* _Work instructions_
Please return all lines of the data below containing the string "tokenJWT".

Records for processing START

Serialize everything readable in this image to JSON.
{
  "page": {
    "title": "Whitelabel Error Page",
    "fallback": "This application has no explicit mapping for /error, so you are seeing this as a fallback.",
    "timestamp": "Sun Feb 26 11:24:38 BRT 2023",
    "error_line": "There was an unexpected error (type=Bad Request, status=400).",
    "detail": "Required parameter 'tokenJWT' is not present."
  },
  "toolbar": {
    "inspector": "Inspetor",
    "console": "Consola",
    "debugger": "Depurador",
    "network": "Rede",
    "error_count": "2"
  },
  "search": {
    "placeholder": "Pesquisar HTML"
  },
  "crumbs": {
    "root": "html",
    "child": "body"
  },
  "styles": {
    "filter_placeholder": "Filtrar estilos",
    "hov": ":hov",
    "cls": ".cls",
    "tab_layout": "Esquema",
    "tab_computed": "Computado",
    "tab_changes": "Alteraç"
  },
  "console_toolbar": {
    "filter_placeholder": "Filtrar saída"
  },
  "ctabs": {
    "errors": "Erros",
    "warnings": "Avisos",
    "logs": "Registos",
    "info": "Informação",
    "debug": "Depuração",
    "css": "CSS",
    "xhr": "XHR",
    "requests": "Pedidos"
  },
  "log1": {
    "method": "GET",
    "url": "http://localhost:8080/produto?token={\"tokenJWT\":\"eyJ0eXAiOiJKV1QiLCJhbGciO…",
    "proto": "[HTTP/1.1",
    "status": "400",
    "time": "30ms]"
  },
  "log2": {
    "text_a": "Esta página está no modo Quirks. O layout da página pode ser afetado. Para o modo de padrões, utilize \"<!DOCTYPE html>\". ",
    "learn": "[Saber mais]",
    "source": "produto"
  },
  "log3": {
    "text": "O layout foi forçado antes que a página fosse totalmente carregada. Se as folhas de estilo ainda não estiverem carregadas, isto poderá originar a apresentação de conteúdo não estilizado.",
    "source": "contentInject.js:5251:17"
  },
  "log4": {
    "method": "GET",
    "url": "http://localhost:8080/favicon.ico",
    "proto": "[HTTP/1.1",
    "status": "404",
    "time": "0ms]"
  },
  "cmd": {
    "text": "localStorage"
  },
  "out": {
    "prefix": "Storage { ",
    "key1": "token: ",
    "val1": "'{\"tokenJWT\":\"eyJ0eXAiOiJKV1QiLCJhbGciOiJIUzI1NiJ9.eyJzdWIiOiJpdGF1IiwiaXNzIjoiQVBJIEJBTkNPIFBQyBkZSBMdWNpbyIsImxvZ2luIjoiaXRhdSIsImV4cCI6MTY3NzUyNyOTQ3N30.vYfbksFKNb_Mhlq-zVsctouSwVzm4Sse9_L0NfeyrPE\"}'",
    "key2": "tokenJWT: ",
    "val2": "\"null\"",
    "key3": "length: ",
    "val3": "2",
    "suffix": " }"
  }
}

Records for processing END
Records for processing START

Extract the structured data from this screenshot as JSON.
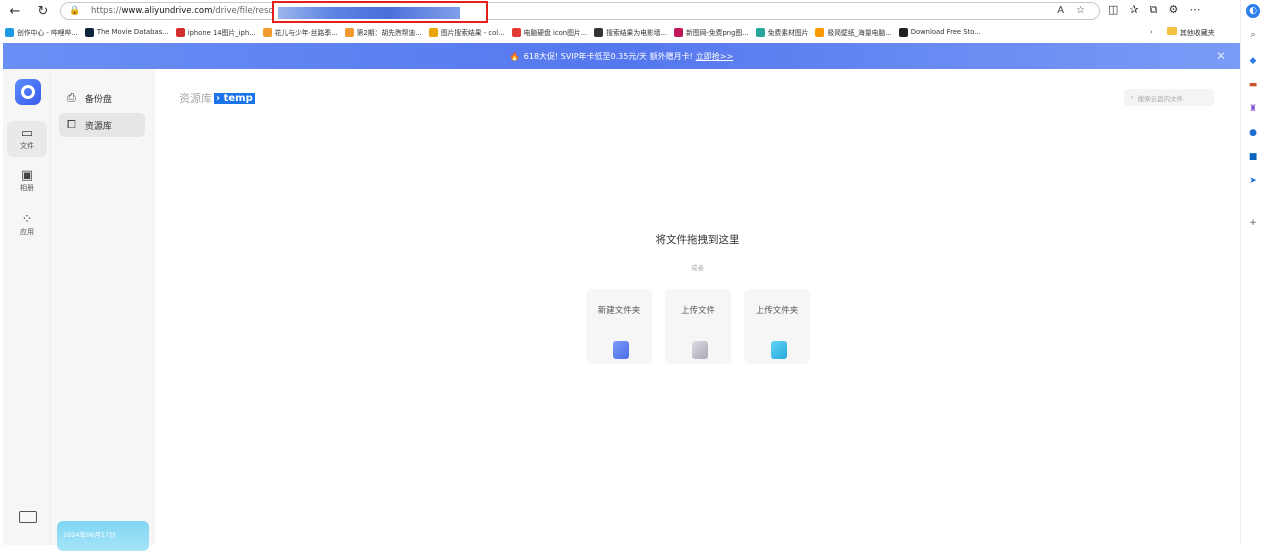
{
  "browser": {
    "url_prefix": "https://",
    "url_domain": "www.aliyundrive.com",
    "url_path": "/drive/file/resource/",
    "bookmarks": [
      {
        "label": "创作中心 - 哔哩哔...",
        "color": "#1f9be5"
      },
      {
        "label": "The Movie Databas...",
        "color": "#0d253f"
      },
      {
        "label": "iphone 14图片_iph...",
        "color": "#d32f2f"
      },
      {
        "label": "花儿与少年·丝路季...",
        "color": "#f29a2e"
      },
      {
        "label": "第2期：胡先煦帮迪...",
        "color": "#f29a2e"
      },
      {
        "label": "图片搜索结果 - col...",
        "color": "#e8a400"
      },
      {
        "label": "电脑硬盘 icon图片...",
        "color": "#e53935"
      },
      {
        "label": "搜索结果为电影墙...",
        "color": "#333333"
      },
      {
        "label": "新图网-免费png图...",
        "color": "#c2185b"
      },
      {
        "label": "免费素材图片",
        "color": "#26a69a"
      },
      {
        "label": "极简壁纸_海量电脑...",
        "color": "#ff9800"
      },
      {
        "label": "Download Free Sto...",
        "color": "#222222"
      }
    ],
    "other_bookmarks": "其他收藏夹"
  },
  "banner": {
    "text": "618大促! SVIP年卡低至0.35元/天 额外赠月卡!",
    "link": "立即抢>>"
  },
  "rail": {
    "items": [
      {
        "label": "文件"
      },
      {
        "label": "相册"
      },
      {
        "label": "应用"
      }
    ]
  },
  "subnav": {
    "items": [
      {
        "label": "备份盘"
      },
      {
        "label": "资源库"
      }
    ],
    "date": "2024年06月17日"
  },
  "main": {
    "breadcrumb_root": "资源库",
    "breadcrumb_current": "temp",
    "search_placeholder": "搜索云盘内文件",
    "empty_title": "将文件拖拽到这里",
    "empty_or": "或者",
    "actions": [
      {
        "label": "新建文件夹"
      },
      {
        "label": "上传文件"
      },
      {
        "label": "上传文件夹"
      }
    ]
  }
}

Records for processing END

* _Exercise response_
    "detail": "Required parameter 'tokenJWT' is not present."
    "url": "http://localhost:8080/produto?token={\"tokenJWT\":\"eyJ0eXAiOiJKV1QiLCJhbGciO…",
    "val1": "'{\"tokenJWT\":\"eyJ0eXAiOiJKV1QiLCJhbGciOiJIUzI1NiJ9.eyJzdWIiOiJpdGF1IiwiaXNzIjoiQVBJIEJBTkNPIFBQyBkZSBMdWNpbyIsImxvZ2luIjoiaXRhdSIsImV4cCI6MTY3NzUyNyOTQ3N30.vYfbksFKNb_Mhlq-zVsctouSwVzm4Sse9_L0NfeyrPE\"}'",
    "key2": "tokenJWT: ",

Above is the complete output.